A faltering economy is no reason to deprive foster youth of a better life through the application of the most sweeping foster care reform of our generation.
Last week the House Ways and Means Subcommittee on Income Security and Family Support held a hearing on the implementation of the most sweeping foster care reform in the last decade, if not generation. The Fostering Connections to Success and Increased Adoptions Act of 2008 is an amalgam of many of the best thoughts to be found in the foster care advocacy community and hinges on a common-sense yet revolutionary idea: that happiness is just as important as safety.
"I feel like the question we need to be asking is not why youth are failing, but, more important, why do some foster youth succeed?" said former foster care alumnus and University of Wisconsin junior Greta Anderson during the hearing. "What resources are they using? How can we help even more foster youth succeed?" Anderson, who is advocate for the Oregon-based advocacy group Foster Club, rhetorically queried the assembled lawmakers.

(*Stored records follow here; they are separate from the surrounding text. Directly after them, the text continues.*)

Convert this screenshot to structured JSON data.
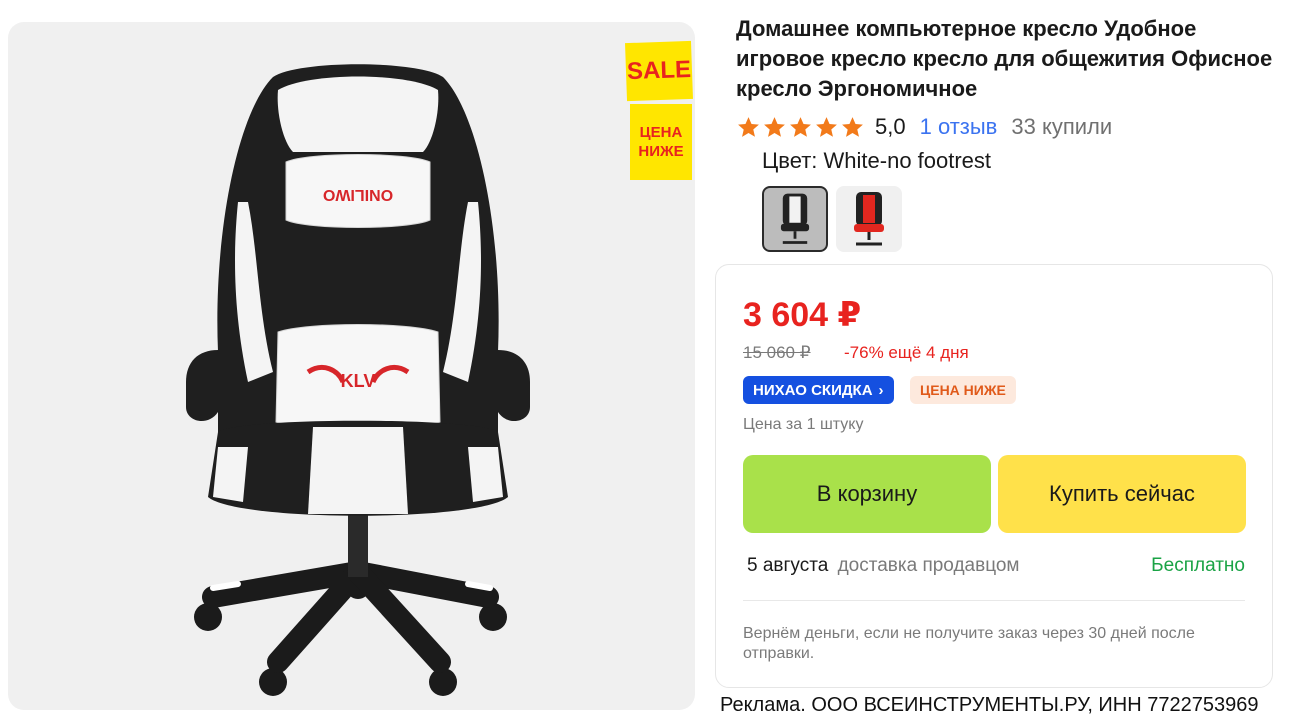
{
  "product": {
    "title": "Домашнее компьютерное кресло Удобное игровое кресло кресло для общежития Офисное кресло Эргономичное",
    "rating": {
      "stars": 5,
      "value": "5,0",
      "reviews_label": "1 отзыв",
      "purchased_label": "33 купили"
    },
    "color_label": "Цвет: White-no footrest",
    "variants": [
      {
        "name": "White-no footrest",
        "selected": true
      },
      {
        "name": "Red",
        "selected": false
      }
    ],
    "image_brand_text": "KLV",
    "pillow_text": "ONILIWO"
  },
  "sale_badge": {
    "top": "SALE",
    "bottom_line1": "ЦЕНА",
    "bottom_line2": "НИЖЕ"
  },
  "buy_box": {
    "price": "3 604 ₽",
    "old_price": "15 060 ₽",
    "discount": "-76% ещё 4 дня",
    "promo_label": "НИХАО СКИДКА",
    "promo_chevron": "›",
    "cheaper_label": "ЦЕНА НИЖЕ",
    "unit_price": "Цена за 1 штуку",
    "cart_button": "В корзину",
    "buy_now_button": "Купить сейчас",
    "delivery_date": "5 августа",
    "delivery_method": "доставка продавцом",
    "delivery_price": "Бесплатно",
    "guarantee": "Вернём деньги, если не получите заказ через 30 дней после отправки."
  },
  "ad_disclaimer": "Реклама. ООО ВСЕИНСТРУМЕНТЫ.РУ, ИНН 7722753969",
  "colors": {
    "price_red": "#e8231f",
    "link_blue": "#3b73f0",
    "star_orange": "#f27a1a",
    "cart_green": "#a9e14a",
    "buy_yellow": "#ffe14a",
    "promo_blue": "#1550e0",
    "free_green": "#1aa345"
  }
}
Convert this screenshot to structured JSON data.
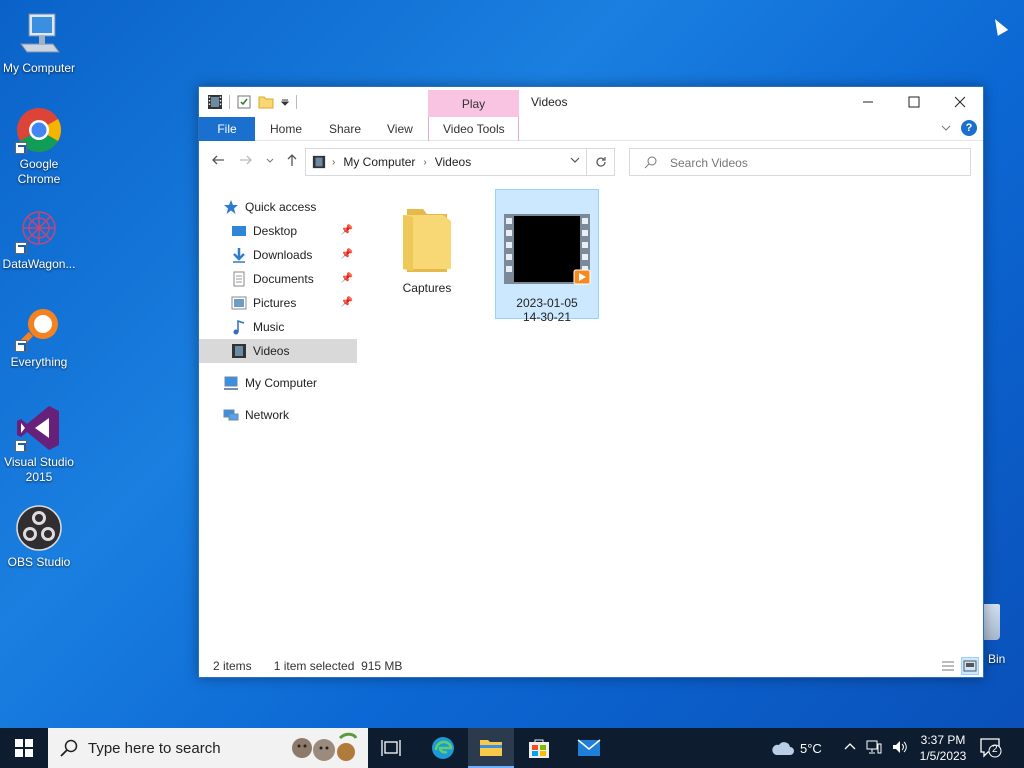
{
  "desktop": {
    "icons": [
      {
        "label": "My Computer"
      },
      {
        "label": "Google Chrome"
      },
      {
        "label": "DataWagon..."
      },
      {
        "label": "Everything"
      },
      {
        "label": "Visual Studio 2015"
      },
      {
        "label": "OBS Studio"
      }
    ],
    "recycle_bin_label": "Bin"
  },
  "window": {
    "title": "Videos",
    "context_tab": "Play",
    "ribbon_tabs": [
      "File",
      "Home",
      "Share",
      "View",
      "Video Tools"
    ],
    "address": {
      "crumbs": [
        "My Computer",
        "Videos"
      ]
    },
    "search_placeholder": "Search Videos",
    "nav": {
      "quick_access": "Quick access",
      "pinned": [
        "Desktop",
        "Downloads",
        "Documents",
        "Pictures"
      ],
      "unpinned": [
        "Music",
        "Videos"
      ],
      "selected": "Videos",
      "my_computer": "My Computer",
      "network": "Network"
    },
    "items": [
      {
        "name": "Captures",
        "type": "folder"
      },
      {
        "name_line1": "2023-01-05",
        "name_line2": "14-30-21",
        "type": "video",
        "selected": true
      }
    ],
    "status": {
      "count": "2 items",
      "selection": "1 item selected  915 MB"
    }
  },
  "taskbar": {
    "search_text": "Type here to search",
    "weather": "5°C",
    "time": "3:37 PM",
    "date": "1/5/2023",
    "notifications": "2"
  },
  "colors": {
    "accent": "#1a6fcf",
    "context_tab": "#f9c3e2",
    "selection": "#cce8ff",
    "taskbar": "#0d1c2e"
  }
}
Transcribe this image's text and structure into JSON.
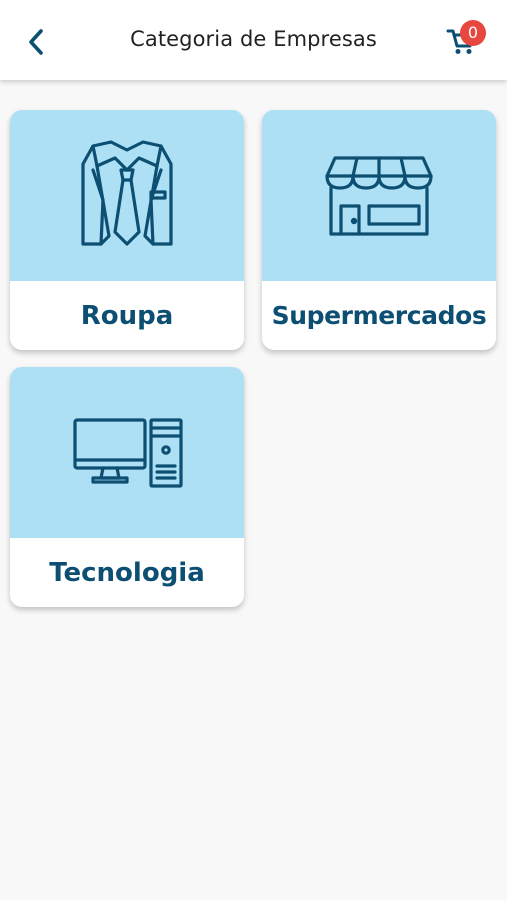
{
  "header": {
    "title": "Categoria de Empresas",
    "back_icon": "chevron-left-icon",
    "cart_icon": "shopping-cart-icon",
    "cart_count": "0"
  },
  "categories": [
    {
      "label": "Roupa",
      "icon": "shirt-tie-icon"
    },
    {
      "label": "Supermercados",
      "icon": "storefront-icon"
    },
    {
      "label": "Tecnologia",
      "icon": "desktop-computer-icon"
    }
  ],
  "colors": {
    "accent": "#0c4f72",
    "card_image_bg": "#aee0f5",
    "badge": "#e8473f",
    "background": "#f8f8f8"
  }
}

It is those very questions that Fostering Connections tries to answer. The law offers states matching funds to extend care to 21 and to subsidize family members caring for relatives with no other place to go. Along with the optional provisions are a whole slew of mandatory changes from notifying kin when a child is removed, to increased health care oversight and static school placements even if the capricious tide of foster care bounces a child from one group or foster home to the next.
The sum of these provisions is a legal testament to every foster kid's right to happiness -- a veritable happiness doctrine.
This of course marks a radical change in the collective thinking of the child welfare community. The first priority of any foster care agency was always making sure kids were taken out of harm's way; and child protective services has become much better at living up to the protective part of its name. But as CPS mastered protection, the services came into question.
Now that we have saved these kids what kind of lives are we giving them? And up until now the answer to that question has often been less than ideal.
As a reporter covering foster care and a mentor to two young men who came up in the system it is clear that safety is, in-and-of-itself, an insufficient goal. I have known young people safe from physical harm but moved from placement to placement, never finding true stability or lasting human connection. I have watched young men walk out of the system having grown up isolated and unhappy, incapable of holding down jobs, or even maintaining peace of mind.
Fostering Connections is a comprehensive strategy to make the common scenario I described uncommon.
Unfortunately, the clouds of economic uncertainty have slowed the already difficult task of implementing this federal law on the state level.
At last week's hearing, overseen by Rep. Jim McDermott, the subcommittee chairman and the representative who introduced the law, the specter of a faltering economy was on every panelist's lips. Beyond opening themselves up to lawsuits, states that do not enact the mandatory provisions are depriving the 500,000 foster children living in this country a fair shot at their right to well-being.
"While I understand the harsh budget realities faced by nearly every State, I also know that children in foster care cannot wait for a time when reform is convenient," McDermott said in his opening statements.
A forcible reminder to states and citizens alike that the implementation of Fostering Connections is not only federal law, but also an overriding moral obligation and further: a chance at edification. If there was ever a silver bullet to solve the future, it is making sure the most vulnerable children in our society have a chance to flourish in it.